__What is needed__. Write out the entries exactly. None of the pictures should appear in the copy.

*** Block opens ***

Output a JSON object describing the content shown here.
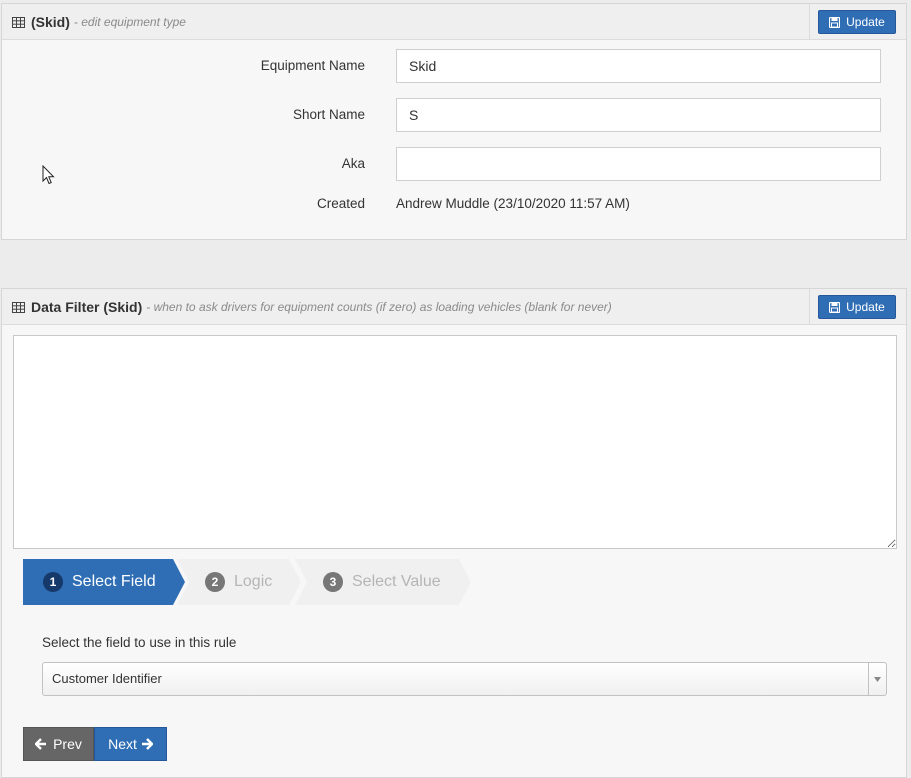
{
  "equipment_panel": {
    "title": "(Skid)",
    "subtitle": "- edit equipment type",
    "update_label": "Update",
    "fields": {
      "equipment_name": {
        "label": "Equipment Name",
        "value": "Skid"
      },
      "short_name": {
        "label": "Short Name",
        "value": "S"
      },
      "aka": {
        "label": "Aka",
        "value": ""
      },
      "created": {
        "label": "Created",
        "value": "Andrew Muddle (23/10/2020 11:57 AM)"
      }
    }
  },
  "filter_panel": {
    "title": "Data Filter (Skid)",
    "subtitle": "- when to ask drivers for equipment counts (if zero) as loading vehicles (blank for never)",
    "update_label": "Update",
    "filter_text": "",
    "steps": [
      {
        "number": "1",
        "label": "Select Field",
        "active": true
      },
      {
        "number": "2",
        "label": "Logic",
        "active": false
      },
      {
        "number": "3",
        "label": "Select Value",
        "active": false
      }
    ],
    "rule_label": "Select the field to use in this rule",
    "selected_field": "Customer Identifier",
    "prev_label": "Prev",
    "next_label": "Next"
  },
  "colors": {
    "primary": "#2f6eb5",
    "active_step_number": "#15396b",
    "prev_button": "#666666",
    "panel_background": "#f7f7f7"
  },
  "icons": {
    "table": "table-icon",
    "save": "save-icon",
    "arrow_left": "arrow-left-icon",
    "arrow_right": "arrow-right-icon",
    "caret_down": "caret-down-icon",
    "cursor": "mouse-cursor-icon"
  }
}
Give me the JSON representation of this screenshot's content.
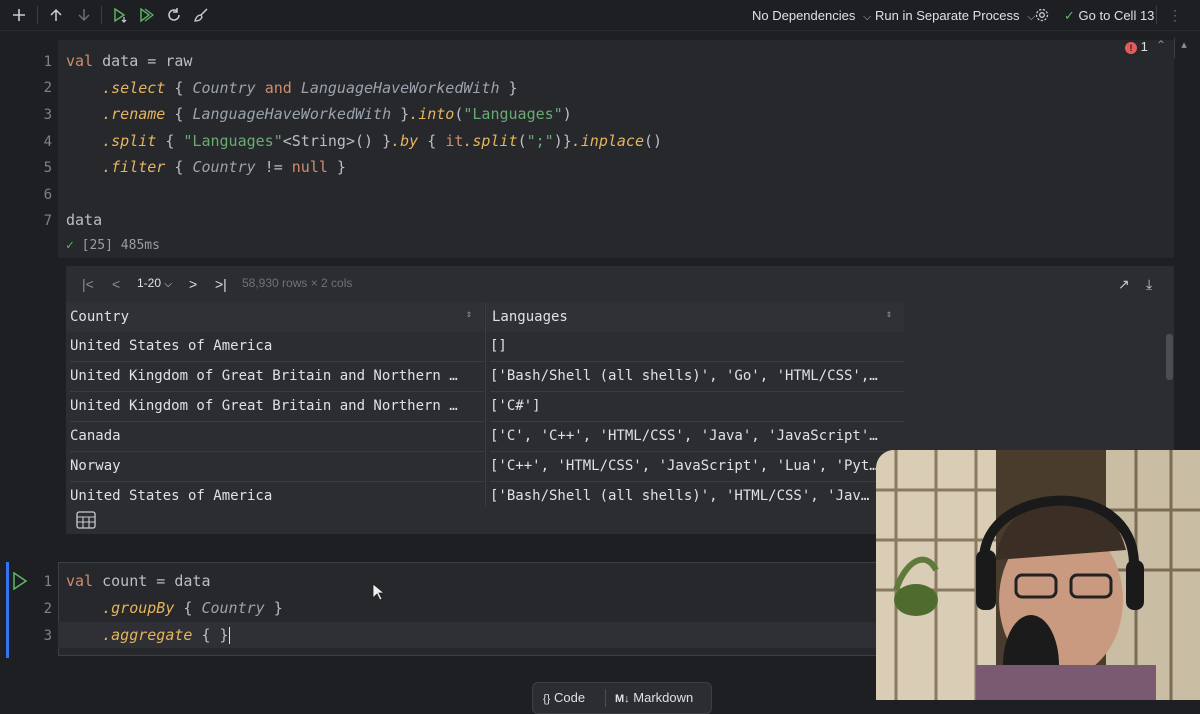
{
  "toolbar": {
    "dependencies_label": "No Dependencies",
    "run_mode_label": "Run in Separate Process",
    "goto_cell_label": "Go to Cell 13",
    "error_count": "1"
  },
  "cell1": {
    "line_numbers": [
      "1",
      "2",
      "3",
      "4",
      "5",
      "6",
      "7"
    ],
    "exec_status": "[25] 485ms"
  },
  "table": {
    "page_range": "1-20",
    "summary": "58,930 rows × 2 cols",
    "columns": [
      "Country",
      "Languages"
    ],
    "rows": [
      [
        "United States of America",
        "[]"
      ],
      [
        "United Kingdom of Great Britain and Northern …",
        "['Bash/Shell (all shells)', 'Go', 'HTML/CSS',…"
      ],
      [
        "United Kingdom of Great Britain and Northern …",
        "['C#']"
      ],
      [
        "Canada",
        "['C', 'C++', 'HTML/CSS', 'Java', 'JavaScript'…"
      ],
      [
        "Norway",
        "['C++', 'HTML/CSS', 'JavaScript', 'Lua', 'Pyt…"
      ],
      [
        "United States of America",
        "['Bash/Shell (all shells)', 'HTML/CSS', 'Jav…"
      ]
    ]
  },
  "cell2": {
    "line_numbers": [
      "1",
      "2",
      "3"
    ]
  },
  "bottom": {
    "code_label": "Code",
    "markdown_label": "Markdown"
  },
  "colors": {
    "keyword": "#cf8e6d",
    "function": "#e6b45d",
    "string": "#6aab73",
    "success": "#5fb865",
    "error": "#e55b5b"
  }
}
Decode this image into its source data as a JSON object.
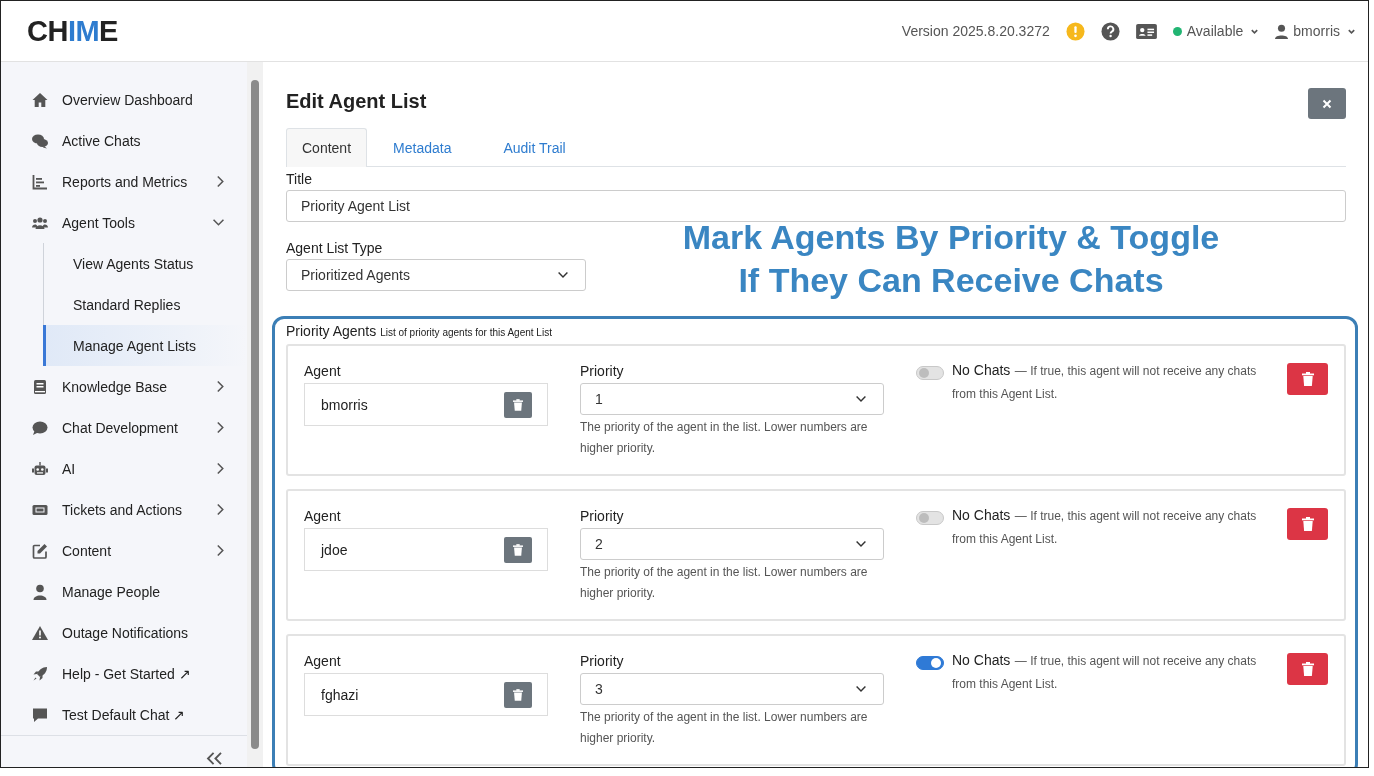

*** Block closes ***

__Solution for this exercise__.
Output a JSON object describing the content shown here.
{
  "equipment_panel": {
    "title": "(Skid)",
    "subtitle": "- edit equipment type",
    "update_label": "Update",
    "fields": {
      "equipment_name": {
        "label": "Equipment Name",
        "value": "Skid"
      },
      "short_name": {
        "label": "Short Name",
        "value": "S"
      },
      "aka": {
        "label": "Aka",
        "value": ""
      },
      "created": {
        "label": "Created",
        "value": "Andrew Muddle (23/10/2020 11:57 AM)"
      }
    }
  },
  "filter_panel": {
    "title": "Data Filter (Skid)",
    "subtitle": "- when to ask drivers for equipment counts (if zero) as loading vehicles (blank for never)",
    "update_label": "Update",
    "filter_text": "",
    "steps": [
      {
        "number": "1",
        "label": "Select Field",
        "active": true
      },
      {
        "number": "2",
        "label": "Logic",
        "active": false
      },
      {
        "number": "3",
        "label": "Select Value",
        "active": false
      }
    ],
    "rule_label": "Select the field to use in this rule",
    "selected_field": "Customer Identifier",
    "prev_label": "Prev",
    "next_label": "Next"
  },
  "colors": {
    "primary": "#2f6eb5",
    "active_step_number": "#15396b",
    "prev_button": "#666666",
    "panel_background": "#f7f7f7"
  },
  "icons": {
    "table": "table-icon",
    "save": "save-icon",
    "arrow_left": "arrow-left-icon",
    "arrow_right": "arrow-right-icon",
    "caret_down": "caret-down-icon",
    "cursor": "mouse-cursor-icon"
  }
}
Give me the JSON representation of this screenshot's content.
{
  "toolbar": {
    "dependencies_label": "No Dependencies",
    "run_mode_label": "Run in Separate Process",
    "goto_cell_label": "Go to Cell 13",
    "error_count": "1"
  },
  "cell1": {
    "line_numbers": [
      "1",
      "2",
      "3",
      "4",
      "5",
      "6",
      "7"
    ],
    "exec_status": "[25] 485ms"
  },
  "table": {
    "page_range": "1-20",
    "summary": "58,930 rows × 2 cols",
    "columns": [
      "Country",
      "Languages"
    ],
    "rows": [
      [
        "United States of America",
        "[]"
      ],
      [
        "United Kingdom of Great Britain and Northern …",
        "['Bash/Shell (all shells)', 'Go', 'HTML/CSS',…"
      ],
      [
        "United Kingdom of Great Britain and Northern …",
        "['C#']"
      ],
      [
        "Canada",
        "['C', 'C++', 'HTML/CSS', 'Java', 'JavaScript'…"
      ],
      [
        "Norway",
        "['C++', 'HTML/CSS', 'JavaScript', 'Lua', 'Pyt…"
      ],
      [
        "United States of America",
        "['Bash/Shell (all shells)', 'HTML/CSS', 'Jav…"
      ]
    ]
  },
  "cell2": {
    "line_numbers": [
      "1",
      "2",
      "3"
    ]
  },
  "bottom": {
    "code_label": "Code",
    "markdown_label": "Markdown"
  },
  "colors": {
    "keyword": "#cf8e6d",
    "function": "#e6b45d",
    "string": "#6aab73",
    "success": "#5fb865",
    "error": "#e55b5b"
  }
}
Decode this image into its source data as a JSON object.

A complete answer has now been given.